* _Provided information_:
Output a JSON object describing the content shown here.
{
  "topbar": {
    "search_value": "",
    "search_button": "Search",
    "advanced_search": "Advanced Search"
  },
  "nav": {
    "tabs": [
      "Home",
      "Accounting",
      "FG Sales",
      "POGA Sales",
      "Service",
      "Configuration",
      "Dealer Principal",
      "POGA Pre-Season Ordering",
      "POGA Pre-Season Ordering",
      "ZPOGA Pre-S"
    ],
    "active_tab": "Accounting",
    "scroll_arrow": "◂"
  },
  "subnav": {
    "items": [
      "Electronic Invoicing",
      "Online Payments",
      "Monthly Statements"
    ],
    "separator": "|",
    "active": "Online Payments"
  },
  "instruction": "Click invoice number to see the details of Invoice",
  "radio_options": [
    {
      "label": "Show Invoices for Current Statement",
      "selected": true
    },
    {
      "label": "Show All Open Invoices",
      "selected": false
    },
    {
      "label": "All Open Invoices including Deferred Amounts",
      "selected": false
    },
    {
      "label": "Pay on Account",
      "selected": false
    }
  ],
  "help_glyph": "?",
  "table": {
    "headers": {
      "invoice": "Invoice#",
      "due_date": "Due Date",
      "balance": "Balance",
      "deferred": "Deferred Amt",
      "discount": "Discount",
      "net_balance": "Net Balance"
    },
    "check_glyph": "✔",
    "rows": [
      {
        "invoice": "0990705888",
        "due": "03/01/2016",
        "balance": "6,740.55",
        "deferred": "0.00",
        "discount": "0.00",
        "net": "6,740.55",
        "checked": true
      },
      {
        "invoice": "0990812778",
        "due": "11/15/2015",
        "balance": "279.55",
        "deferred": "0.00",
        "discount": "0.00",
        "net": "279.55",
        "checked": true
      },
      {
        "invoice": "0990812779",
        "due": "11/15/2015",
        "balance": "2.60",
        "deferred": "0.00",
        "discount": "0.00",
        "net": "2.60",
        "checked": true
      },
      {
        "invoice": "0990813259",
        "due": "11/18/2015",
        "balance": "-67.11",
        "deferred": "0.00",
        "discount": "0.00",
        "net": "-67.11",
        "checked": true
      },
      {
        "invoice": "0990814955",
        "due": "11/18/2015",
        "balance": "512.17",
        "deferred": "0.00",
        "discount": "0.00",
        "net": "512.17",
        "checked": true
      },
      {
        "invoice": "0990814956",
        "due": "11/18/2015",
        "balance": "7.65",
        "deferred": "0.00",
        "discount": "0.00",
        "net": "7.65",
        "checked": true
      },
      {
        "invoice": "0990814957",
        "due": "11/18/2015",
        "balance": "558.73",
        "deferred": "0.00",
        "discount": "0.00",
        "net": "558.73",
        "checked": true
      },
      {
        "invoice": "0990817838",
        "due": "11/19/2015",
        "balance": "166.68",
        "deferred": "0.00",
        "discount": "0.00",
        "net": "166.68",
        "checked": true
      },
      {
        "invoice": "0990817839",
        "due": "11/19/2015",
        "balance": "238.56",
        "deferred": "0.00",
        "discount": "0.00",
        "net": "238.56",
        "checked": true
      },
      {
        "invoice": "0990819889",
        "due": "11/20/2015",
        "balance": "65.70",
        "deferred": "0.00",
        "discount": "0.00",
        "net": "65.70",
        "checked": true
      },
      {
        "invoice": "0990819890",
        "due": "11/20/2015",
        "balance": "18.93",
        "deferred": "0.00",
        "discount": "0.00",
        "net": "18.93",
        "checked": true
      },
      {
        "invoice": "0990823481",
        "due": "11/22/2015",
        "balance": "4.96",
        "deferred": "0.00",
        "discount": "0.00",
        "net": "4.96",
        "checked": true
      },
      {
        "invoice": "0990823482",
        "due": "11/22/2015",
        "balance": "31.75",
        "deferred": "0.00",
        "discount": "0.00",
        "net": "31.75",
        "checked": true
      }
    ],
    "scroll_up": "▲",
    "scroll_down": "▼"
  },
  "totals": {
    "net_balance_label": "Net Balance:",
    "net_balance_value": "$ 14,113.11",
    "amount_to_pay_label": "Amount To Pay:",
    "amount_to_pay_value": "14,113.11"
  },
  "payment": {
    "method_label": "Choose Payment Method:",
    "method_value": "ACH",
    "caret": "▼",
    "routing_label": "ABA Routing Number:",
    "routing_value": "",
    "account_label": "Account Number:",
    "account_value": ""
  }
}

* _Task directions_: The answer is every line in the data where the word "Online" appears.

* _Task result_:
      "Online Payments",
    "active": "Online Payments"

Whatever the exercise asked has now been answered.